The project team at the University of West Georgia continues to collect documentation about the SARS-CoV-2 pandemic around the region, and this will be the basis of our community discussions. Dr. Lisa Gezon (Department of Anthropology, Psychology, and Sociology) and Deirdre Haywood-Rouse, M.S. (Department of Anthropology, Psychology, and Sociology) began collecting data and stories on this topic in the summer of 2020 for their IRB-approved project entitled COVID-19 Responses. They have already received IRB approval for doing interviews and created an online questionnaire for Phase I (May through August 2020) data collection.

In 2021, with the support of the Community Foundation of West Georgia and in collaboration with Dr. Ann McCleary (Department of Art, History, and Philosophy and the Center for Public History) and Keri Adams, M.A. (Department of Art, History, and Philosophy and the Center for Public History), the Hopes & Challenges Project Team will conduct a follow-up Phase II (interviews with respondents at least six months after their initial questionnaire/interview) collection and data analysis. Gezon and Haywood-Rouse’s goal is to capture diverse lived experiences and the cultural interpretations that surround this new pandemic phenomenon through verbal responses in both Spanish and English, and in photographs. Please see the survey at this link: https://westga.co1.qualtrics.com/jfe/form/SV_01ktHCxoKnSu8jr. Over 120 individuals had completed the questionnaire by end of 2020 , which will provide a starting point for developing questions for the interviews and community conversations. In spring 2020, the Center for Public History began collecting and archiving materials about the COVID-19 pandemic as part of the Center’s mission to document, interpret, and share the history of the west Georgia region, which will contribute to this project as well.

Project Goals

During Phase II, the collaborative team expanded its project and undertook five major initiatives during spring 2021 with the support of the Community Foundation of West Georgia:

  1. Collect stories;
  2. Initiate the collection of objects and images;
  3. Create this webpage;
  4. Share the website with the community; and
  5. Summary report describing our work.

We have already identified several partners for our project in which we hope to engage during our project period.

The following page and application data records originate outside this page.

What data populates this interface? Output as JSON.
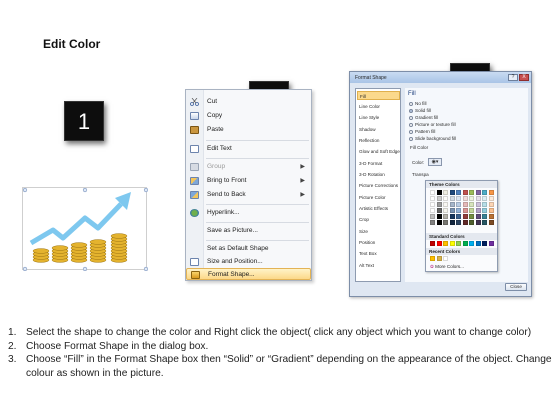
{
  "title": "Edit Color",
  "steps": {
    "one": "1",
    "two": "2",
    "three": "3"
  },
  "context_menu": {
    "items": [
      {
        "label": "Cut",
        "icon": "scissors-icon"
      },
      {
        "label": "Copy",
        "icon": "copy-icon"
      },
      {
        "label": "Paste",
        "icon": "paste-icon"
      },
      {
        "label": "Edit Text",
        "icon": "edit-text-icon"
      },
      {
        "label": "Group",
        "icon": "group-icon",
        "disabled": true,
        "submenu": true
      },
      {
        "label": "Bring to Front",
        "icon": "bring-front-icon",
        "submenu": true
      },
      {
        "label": "Send to Back",
        "icon": "send-back-icon",
        "submenu": true
      },
      {
        "label": "Hyperlink...",
        "icon": "hyperlink-icon"
      },
      {
        "label": "Save as Picture...",
        "icon": ""
      },
      {
        "label": "Set as Default Shape",
        "icon": ""
      },
      {
        "label": "Size and Position...",
        "icon": "size-position-icon"
      },
      {
        "label": "Format Shape...",
        "icon": "format-shape-icon",
        "highlighted": true
      }
    ]
  },
  "dialog": {
    "title": "Format Shape",
    "help": "?",
    "close": "X",
    "categories": [
      "Fill",
      "Line Color",
      "Line Style",
      "Shadow",
      "Reflection",
      "Glow and Soft Edges",
      "3-D Format",
      "3-D Rotation",
      "Picture Corrections",
      "Picture Color",
      "Artistic Effects",
      "Crop",
      "Size",
      "Position",
      "Text Box",
      "Alt Text"
    ],
    "selected_category": "Fill",
    "panel_heading": "Fill",
    "fill_options": [
      {
        "label": "No fill",
        "checked": false
      },
      {
        "label": "Solid fill",
        "checked": true
      },
      {
        "label": "Gradient fill",
        "checked": false
      },
      {
        "label": "Picture or texture fill",
        "checked": false
      },
      {
        "label": "Pattern fill",
        "checked": false
      },
      {
        "label": "Slide background fill",
        "checked": false
      }
    ],
    "fill_color_label": "Fill Color",
    "color_label": "Color:",
    "transparency_label": "Transpa",
    "close_button": "Close"
  },
  "palette": {
    "theme_header": "Theme Colors",
    "standard_header": "Standard Colors",
    "recent_header": "Recent Colors",
    "more_colors": "More Colors...",
    "theme_top": [
      "#ffffff",
      "#000000",
      "#eeece1",
      "#1f497d",
      "#4f81bd",
      "#c0504d",
      "#9bbb59",
      "#8064a2",
      "#4bacc6",
      "#f79646"
    ],
    "standard": [
      "#c00000",
      "#ff0000",
      "#ffc000",
      "#ffff00",
      "#92d050",
      "#00b050",
      "#00b0f0",
      "#0070c0",
      "#002060",
      "#7030a0"
    ],
    "recent": [
      "#ffc000",
      "#d9b44a",
      "#ffffff"
    ]
  },
  "instructions": [
    {
      "num": "1.",
      "text": "Select the shape to change the color and Right click the object( click any object which you want to change color)"
    },
    {
      "num": "2.",
      "text": "Choose Format Shape in the dialog box."
    },
    {
      "num": "3.",
      "text": "Choose “Fill” in the Format Shape box then “Solid” or “Gradient” depending on the appearance of the object. Change colour as shown in the picture."
    }
  ]
}
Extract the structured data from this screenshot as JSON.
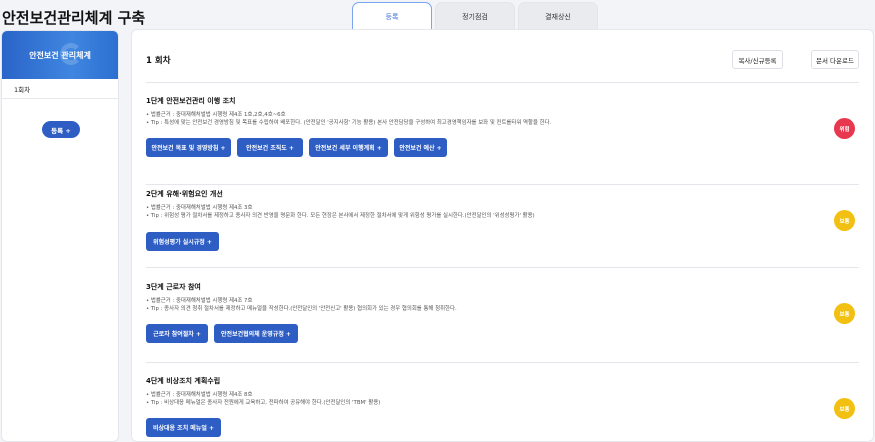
{
  "page_title": "안전보건관리체계 구축",
  "tabs": [
    {
      "label": "등록",
      "active": true
    },
    {
      "label": "정기점검",
      "active": false
    },
    {
      "label": "결재상신",
      "active": false
    }
  ],
  "sidebar": {
    "header": "안전보건 관리체계",
    "items": [
      {
        "label": "1회차"
      }
    ],
    "register_button": "등록 +"
  },
  "main": {
    "round_title": "1 회차",
    "copy_button": "복사/신규등록",
    "download_button": "문서 다운로드",
    "steps": [
      {
        "title": "1단계 안전보건관리 이행 조치",
        "basis": "• 법률근거 : 중대재해처벌법 시행령 제4조 1호,2호,4호~6호",
        "tip": "• Tip : 특성에 맞는 안전보건 경영방침 및 목표를 수립하여 배포한다. (안전달인 '공지사항' 기능 활용) 본사 안전담당을 구성하여 최고경영책임자를 보좌 및 컨트롤타워 역할을 한다.",
        "buttons": [
          "안전보건 목표 및 경영방침 +",
          "안전보건 조직도 +",
          "안전보건 세부 이행계획 +",
          "안전보건 예산 +"
        ],
        "status": "위험",
        "status_color": "#e8384f"
      },
      {
        "title": "2단계 유해·위험요인 개선",
        "basis": "• 법률근거 : 중대재해처벌법 시행령 제4조 3호",
        "tip": "• Tip : 위험성 평가 절차서를 제정하고 종사자 의견 반영을 명문화 한다. 모든 현장은 본사에서 제정한 절차서에 맞게 위험성 평가를 실시한다.(안전달인의 '위성성평가' 활용)",
        "buttons": [
          "위험성평가 실시규정 +"
        ],
        "status": "보통",
        "status_color": "#f2c010"
      },
      {
        "title": "3단계 근로자 참여",
        "basis": "• 법률근거 : 중대재해처벌법 시행령 제4조 7호",
        "tip": "• Tip : 종사자 의견 청취 절차서를 제정하고 메뉴얼을 작성한다.(안전달인의 '안전신고' 활용) 협의회가 있는 경우 협의회를 통해 청취한다.",
        "buttons": [
          "근로자 참여절차 +",
          "안전보건협의체 운영규정 +"
        ],
        "status": "보통",
        "status_color": "#f2c010"
      },
      {
        "title": "4단계 비상조치 계획수립",
        "basis": "• 법률근거 : 중대재해처벌법 시행령 제4조 8호",
        "tip": "• Tip : 비상대응 메뉴얼은 종사자 전원에게 교육하고, 전파하여 공유해야 한다.(안전달인의 'TBM' 활용)",
        "buttons": [
          "비상대응 조치 메뉴얼 +"
        ],
        "status": "보통",
        "status_color": "#f2c010"
      }
    ]
  }
}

The West Georgia Regional Library System, Carroll County NAACP, Latinos United of Carroll County, and the League of Women Voters-Carrollton Carroll County. These organizations will help us connect to those who might have experienced greater hardship through the pandemic.

We identified several partners for our project in which we hope to engage during our project period. The West Georgia Regional Library System, Carroll County NAACP, Latinos United of Carroll County, and the League of Women Voters-Carrollton Carroll County. We hope that t hese organizations will help us connect to those who might have experienced greater hardship through the pandemic.

The Project Team

During the second phase of this project, the Hopes & Challenges project team collaborated with other faculty and students to form the UWG COVID-19 Research Collective.

The collective team includes:

Former student contributors include:

Our Accomplishments

Apart from collecting data and stories from our regional community, the Hopes & Challenges team, along with our Collective partners and contributors, participated in the UWG Undergraduate Research Conference, the SPARC research conference by the UWG Psycology Program, and hosted our own UWG COVID-19 Research Collective Colloqium in spring 2021.